- DATA RECORDS -

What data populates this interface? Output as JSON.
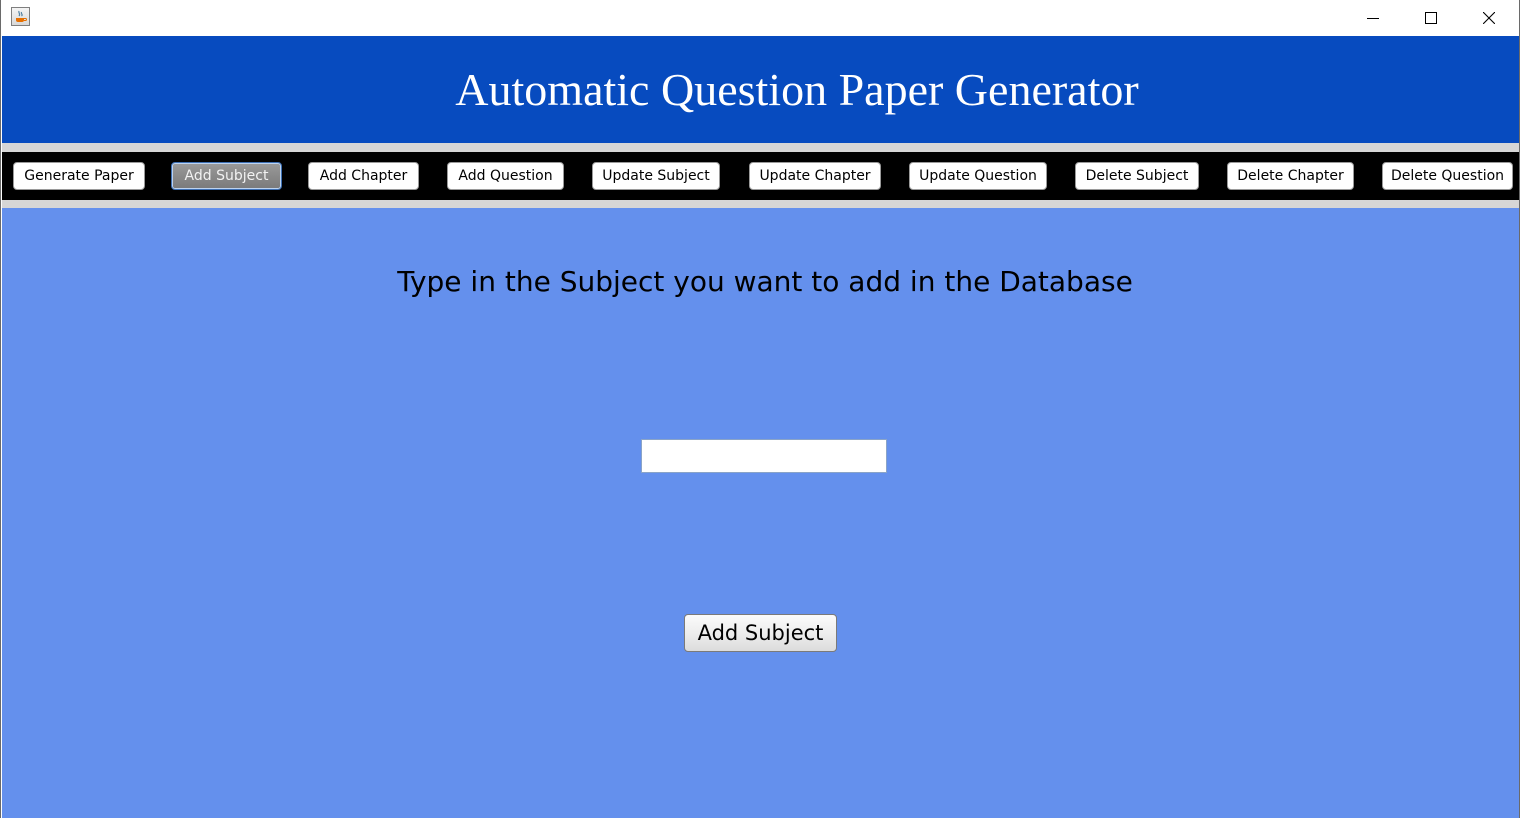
{
  "window": {
    "controls": [
      "minimize-icon",
      "maximize-icon",
      "close-icon"
    ]
  },
  "header": {
    "title": "Automatic Question Paper Generator"
  },
  "nav": {
    "items": [
      {
        "label": "Generate Paper"
      },
      {
        "label": "Add Subject",
        "active": true
      },
      {
        "label": "Add Chapter"
      },
      {
        "label": "Add Question"
      },
      {
        "label": "Update Subject"
      },
      {
        "label": "Update Chapter"
      },
      {
        "label": "Update Question"
      },
      {
        "label": "Delete Subject"
      },
      {
        "label": "Delete Chapter"
      },
      {
        "label": "Delete Question"
      }
    ]
  },
  "main": {
    "prompt": "Type in the Subject you want to add in the Database",
    "subject_input": {
      "value": "",
      "placeholder": ""
    },
    "submit_label": "Add Subject"
  },
  "colors": {
    "banner": "#074bbf",
    "content": "#6490ed",
    "nav_bar": "#000000"
  }
}
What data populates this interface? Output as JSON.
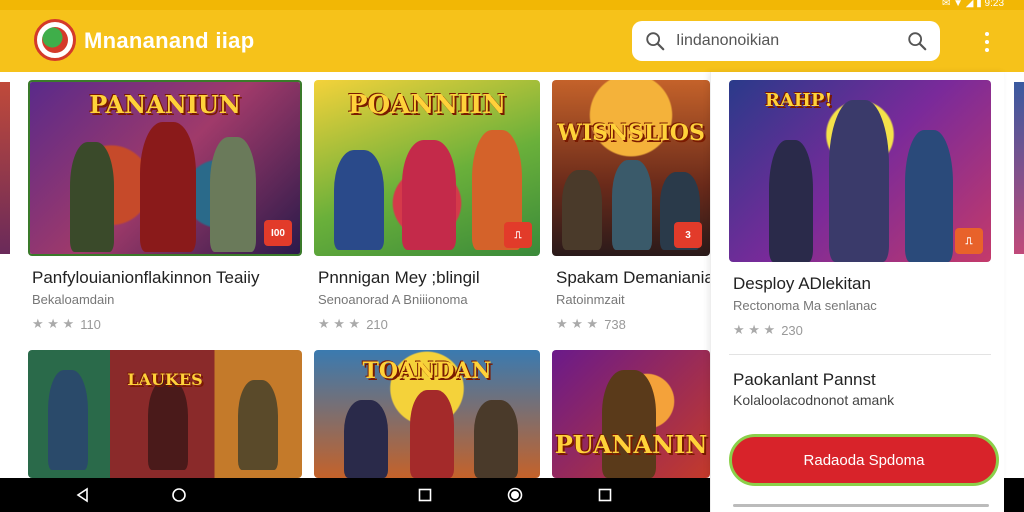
{
  "app": {
    "title": "Mnananand iiap",
    "logo": "app-logo"
  },
  "search": {
    "placeholder": "",
    "value": "Iindanonoikian"
  },
  "icons": {
    "search": "search-icon",
    "menu": "more-vert-icon"
  },
  "colors": {
    "app_bar": "#f6c21a",
    "cta": "#d8232a",
    "cta_border": "#8bd04a"
  },
  "status": {
    "icons_text": "✉ ▼ ◢ ▮ 9:23"
  },
  "cards": [
    {
      "banner": "PANANIUN",
      "badge": "I00",
      "title": "Panfylouianionflakinnon Teaiiy",
      "subtitle": "Bekaloamdain",
      "rating": "110"
    },
    {
      "banner": "POANNIIN",
      "badge": "⎍",
      "title": "Pnnnigan Mey ;blingil",
      "subtitle": "Senoanorad A Bniiionoma",
      "rating": "210"
    },
    {
      "banner": "WISNSLIOS",
      "badge": "3",
      "title": "Spakam Demanianial",
      "subtitle": "Ratoinmzait",
      "rating": "738"
    }
  ],
  "row2": [
    {
      "banner": "LAUKES",
      "badge": ""
    },
    {
      "banner": "TOANDAN",
      "badge": ""
    },
    {
      "banner": "PUANANIN",
      "badge": ""
    }
  ],
  "side_panel": {
    "banner": "RAHP!",
    "badge": "⎍",
    "title": "Desploy ADlekitan",
    "subtitle": "Rectonoma Ma senlanac",
    "rating": "230",
    "section_title": "Paokanlant Pannst",
    "section_subtitle": "Kolaloolacodnonot amank",
    "cta_label": "Radaoda Spdoma"
  },
  "rating_stars": "★ ★ ★"
}
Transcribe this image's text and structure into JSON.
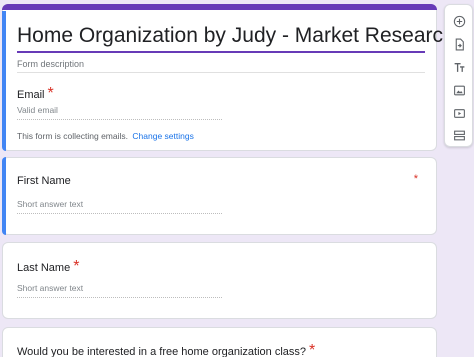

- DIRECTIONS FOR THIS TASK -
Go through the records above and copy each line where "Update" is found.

- WRITTEN REPLY -
        "label": "Update Subject"
        "label": "Update Chapter"
        "label": "Update Question"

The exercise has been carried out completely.